Patricia Scully and Alasdair James Brown, partners in both firms, and non-lawyer Steven Nacarlo, partner at SBW, admitted retaining unpaid professional disbursements totalling £37,250 in the office account of SBW for more than two working days, breaching the Solicitors Account Rules and SRA Principles.
Ms Scully and Mr Brown also admitted retaining unpaid disbursements in the office account of PR Scully worth £88,176.
All three respondents admitted failing to remedy the breaches promptly on discovery. As compliance officer for finance and administration (COFA) of both firms, Mr Brown admitted failing to take all reasonable steps to ensure they complied with their obligations.
The tribunal heard in SRA v Scully, Brown and Nacarlo (case no.11573-2016) that in January 2014 the firms’ insolvency adviser contacted the SRA, and later advised that they would have to enter a partnership voluntary arrangement (PVA).
The following January a forensic investigation officer from the SRA visited the firms and identified cash shortages.

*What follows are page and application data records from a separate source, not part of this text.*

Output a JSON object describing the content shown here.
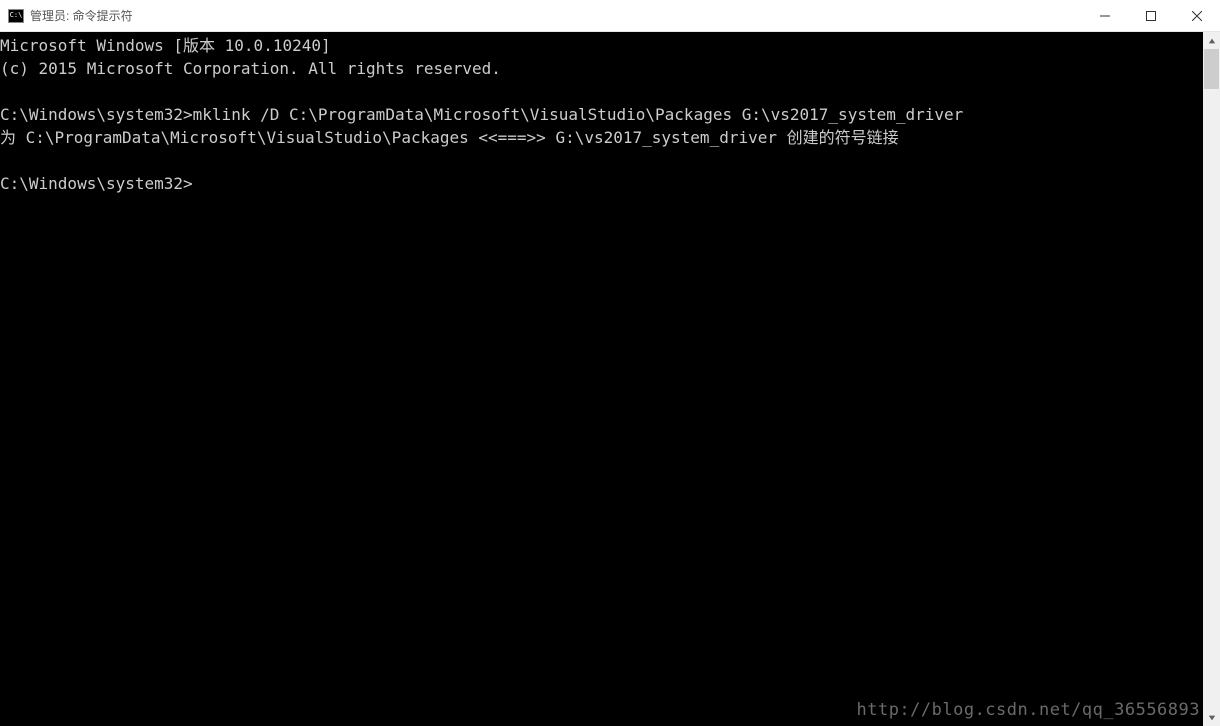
{
  "titlebar": {
    "icon_text": "C:\\",
    "title": "管理员: 命令提示符"
  },
  "terminal": {
    "lines": [
      "Microsoft Windows [版本 10.0.10240]",
      "(c) 2015 Microsoft Corporation. All rights reserved.",
      "",
      "C:\\Windows\\system32>mklink /D C:\\ProgramData\\Microsoft\\VisualStudio\\Packages G:\\vs2017_system_driver",
      "为 C:\\ProgramData\\Microsoft\\VisualStudio\\Packages <<===>> G:\\vs2017_system_driver 创建的符号链接",
      "",
      "C:\\Windows\\system32>"
    ]
  },
  "watermark": "http://blog.csdn.net/qq_36556893"
}
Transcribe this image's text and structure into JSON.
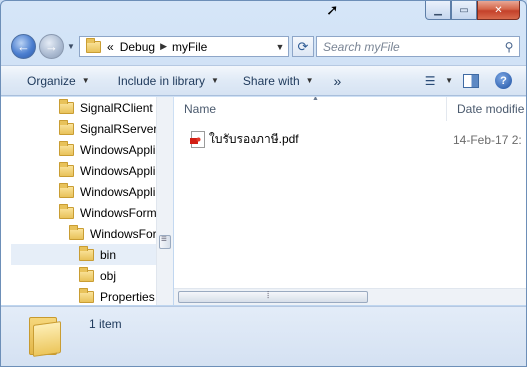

The SDT said the trio offered no special mitigation, but it would take into account factors set out in their statement of agreed facts and outcome.
The aggravating factors were that the misconduct was “deliberate and repeated” and the respondents knew or ought to have known that the conduct was in breach of their obligations to the public and reputation of the legal profession.
The mitigating factors were that they voluntarily notified the SRA of the facts and circumstances, made admissions at an early stage, had no previous disciplinary history and were not accused of dishonesty.
The SDT fined Ms Scully and Mr Brown £10,000 each and Mr Nacarlo £5,000. The respondents were ordered to pay £15,000 in costs, on a joint and several basis.
Mr Nacarlo was also made subject to a section 43 order, preventing him from working for a law firm without the permission of the SRA.